THIS year’s edition of the LitFest International Literature Festival returned last week week,
featuring 60 festival participants from Zimbabwe, Benin, Ghana, South Africa, the UK and
In a year the Zimbabwe International Book Fair was expected to light up the book sector and
fire the imagination of book lovers. In the end it appears it was long on what it promised but
delivered so little. It is for this reason that many looked forward to the Literature Festival,
which kicked off on Wednesday and ended at the weekend.
The great expectations were as a result of almost three years of Covid-19 restrictions that saw
the majority of interactions in virtual sphere with limited in-person attendance. It thus gave
people an opportunity to go out explore, interact and engage in literary discussions with
readers being afforded an opportunity to meet authors.
The festival ran in Harare from Wednesday to Saturday (23 to 26 November) and will be
followed by outreach workshops in Gweru and Bulawayo on November 28 and 30 November
The LitFest festival featured panel discussion sessions, dialogues, and performances that
included poetry, theatre and music.
To encourage the development of the arts and culture sector, the festival also ran a workshop
for high school students and another one for creatives in Harare.
All the activities revolved around this year’s festival theme: “We are Joy– Celebrating the
ties that bind us”.
LitFest Festival director, poet Chirikure Chirikure, explained: “We will be hosting more than
60 festival participants drawn from Zimbabwe, Benin, Ghana, South Africa, the UK and
“These will contribute to the festival in varied ways, including being panellists in the
discussion sessions, giving keynote speeches, working as resource persons for the workshops,
as well as giving performances.
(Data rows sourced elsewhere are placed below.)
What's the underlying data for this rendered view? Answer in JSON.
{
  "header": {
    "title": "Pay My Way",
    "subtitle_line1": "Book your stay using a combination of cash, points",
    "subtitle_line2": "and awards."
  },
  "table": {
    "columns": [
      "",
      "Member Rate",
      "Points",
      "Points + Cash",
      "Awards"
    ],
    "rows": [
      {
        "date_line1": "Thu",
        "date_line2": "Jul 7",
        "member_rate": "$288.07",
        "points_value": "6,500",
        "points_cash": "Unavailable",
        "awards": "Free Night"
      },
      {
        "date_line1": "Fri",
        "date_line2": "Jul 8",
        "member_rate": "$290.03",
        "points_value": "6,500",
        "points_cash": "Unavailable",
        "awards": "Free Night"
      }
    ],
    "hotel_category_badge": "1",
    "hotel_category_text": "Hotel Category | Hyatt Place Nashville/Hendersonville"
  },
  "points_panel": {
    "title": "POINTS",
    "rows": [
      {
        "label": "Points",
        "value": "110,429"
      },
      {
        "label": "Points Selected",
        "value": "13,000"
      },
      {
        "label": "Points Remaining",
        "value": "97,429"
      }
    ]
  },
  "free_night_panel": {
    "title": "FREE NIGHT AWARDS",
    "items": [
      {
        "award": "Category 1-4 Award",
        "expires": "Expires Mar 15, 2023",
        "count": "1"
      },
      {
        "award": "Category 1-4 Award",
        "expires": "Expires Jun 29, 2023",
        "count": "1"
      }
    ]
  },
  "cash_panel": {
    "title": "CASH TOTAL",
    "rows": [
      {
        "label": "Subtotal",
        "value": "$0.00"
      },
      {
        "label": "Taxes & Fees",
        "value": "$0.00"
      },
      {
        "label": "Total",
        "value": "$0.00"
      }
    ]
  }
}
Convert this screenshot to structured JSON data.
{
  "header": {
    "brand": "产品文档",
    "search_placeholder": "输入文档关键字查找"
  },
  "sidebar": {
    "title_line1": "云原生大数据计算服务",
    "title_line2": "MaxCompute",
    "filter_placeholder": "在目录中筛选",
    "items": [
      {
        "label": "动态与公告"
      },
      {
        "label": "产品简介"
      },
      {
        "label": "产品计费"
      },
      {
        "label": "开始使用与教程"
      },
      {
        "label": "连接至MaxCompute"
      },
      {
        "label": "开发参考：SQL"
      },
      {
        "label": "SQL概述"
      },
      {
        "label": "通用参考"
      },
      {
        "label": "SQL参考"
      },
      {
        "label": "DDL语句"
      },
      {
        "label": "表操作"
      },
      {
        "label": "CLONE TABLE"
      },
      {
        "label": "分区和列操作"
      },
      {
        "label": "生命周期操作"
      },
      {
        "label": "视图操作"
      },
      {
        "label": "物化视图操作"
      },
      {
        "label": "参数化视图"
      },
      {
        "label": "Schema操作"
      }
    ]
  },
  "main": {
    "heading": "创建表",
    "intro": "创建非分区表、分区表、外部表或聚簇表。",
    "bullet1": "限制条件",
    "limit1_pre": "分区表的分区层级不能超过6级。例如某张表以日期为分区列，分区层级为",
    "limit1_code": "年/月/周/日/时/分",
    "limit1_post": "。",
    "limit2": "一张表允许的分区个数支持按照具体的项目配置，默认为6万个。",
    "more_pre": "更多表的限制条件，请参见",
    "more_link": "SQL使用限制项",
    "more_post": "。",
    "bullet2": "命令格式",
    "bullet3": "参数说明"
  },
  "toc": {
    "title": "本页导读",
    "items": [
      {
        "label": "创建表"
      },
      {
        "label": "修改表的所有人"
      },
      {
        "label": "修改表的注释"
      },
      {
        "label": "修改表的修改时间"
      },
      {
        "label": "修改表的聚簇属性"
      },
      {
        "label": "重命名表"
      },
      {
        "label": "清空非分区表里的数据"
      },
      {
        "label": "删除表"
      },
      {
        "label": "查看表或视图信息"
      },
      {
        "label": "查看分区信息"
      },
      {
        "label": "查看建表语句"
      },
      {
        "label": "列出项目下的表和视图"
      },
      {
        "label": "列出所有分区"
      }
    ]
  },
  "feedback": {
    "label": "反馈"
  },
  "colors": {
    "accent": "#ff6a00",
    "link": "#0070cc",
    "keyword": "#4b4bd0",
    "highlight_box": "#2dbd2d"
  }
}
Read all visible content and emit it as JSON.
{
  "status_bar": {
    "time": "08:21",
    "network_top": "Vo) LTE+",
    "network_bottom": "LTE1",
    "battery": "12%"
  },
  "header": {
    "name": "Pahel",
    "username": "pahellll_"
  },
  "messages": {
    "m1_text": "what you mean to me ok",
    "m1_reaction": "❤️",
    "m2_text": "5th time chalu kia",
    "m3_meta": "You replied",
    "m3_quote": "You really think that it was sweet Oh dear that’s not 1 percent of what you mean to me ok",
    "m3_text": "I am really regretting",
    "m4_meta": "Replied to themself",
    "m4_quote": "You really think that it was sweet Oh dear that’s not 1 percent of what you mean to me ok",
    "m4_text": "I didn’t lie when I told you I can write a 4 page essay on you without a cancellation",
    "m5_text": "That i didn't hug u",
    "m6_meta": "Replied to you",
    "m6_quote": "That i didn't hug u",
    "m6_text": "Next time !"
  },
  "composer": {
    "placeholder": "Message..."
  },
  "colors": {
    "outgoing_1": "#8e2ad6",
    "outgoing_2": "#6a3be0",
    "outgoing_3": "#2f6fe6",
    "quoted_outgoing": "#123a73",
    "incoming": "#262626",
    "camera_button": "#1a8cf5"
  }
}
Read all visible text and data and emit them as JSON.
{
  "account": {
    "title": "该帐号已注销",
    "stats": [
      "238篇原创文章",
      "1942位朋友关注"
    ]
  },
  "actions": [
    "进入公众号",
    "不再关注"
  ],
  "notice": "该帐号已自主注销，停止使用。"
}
“The discussions and workshops will be run during the day, while the evenings will be for the
live theatre, poetry and musical performances. It will be a packed, but varied, stimulating and
The festival highlights, included a keynote presentation by Professor Alison Phipps of
Glasgow University in Scotland. Professor Robert Muponde, the Zimbabwean writer, who is
based at Witwatersrand University, South Africa, responded to Professor Phipps’
On the performances side, the line-up included productions by Afrikera, the Children’s
Performing Arts Workshop – Chipawo, Batsirai Chigama, Ignite Theatre of the UK, as well
as a live music performance by Diana “Mangwenya” Samkange and her mbira ensemble.
The festival closed at the weekend with another mbira concert that featured Okay Machisa
and Machena Music at Theatre in the Park.
The festival activities ran at several venues in Harare as discussions were held at B2C Nexus,
in the Batanai Gardens, along Jason Moyo Avenue, while the evening performances were at
Theatre in the Park, Harare Gardens.
The official opening was at Nhaka Gallery, former Delta Gallery, while the schools’
workshop was at the Harare City Library, and the Creatives workshop at Mbare Art Space in
The workshops for the outreach programme in Gweru and Bulawayo will have most of the
international visitors and some local artists functioning as resource persons.
The visitors will also share their works by way of reading and performing. Local participants
will share their work with the visitors. The Gweru and Bulawayo programmes will be run at
the American Corners, courtesy of the American Embassy.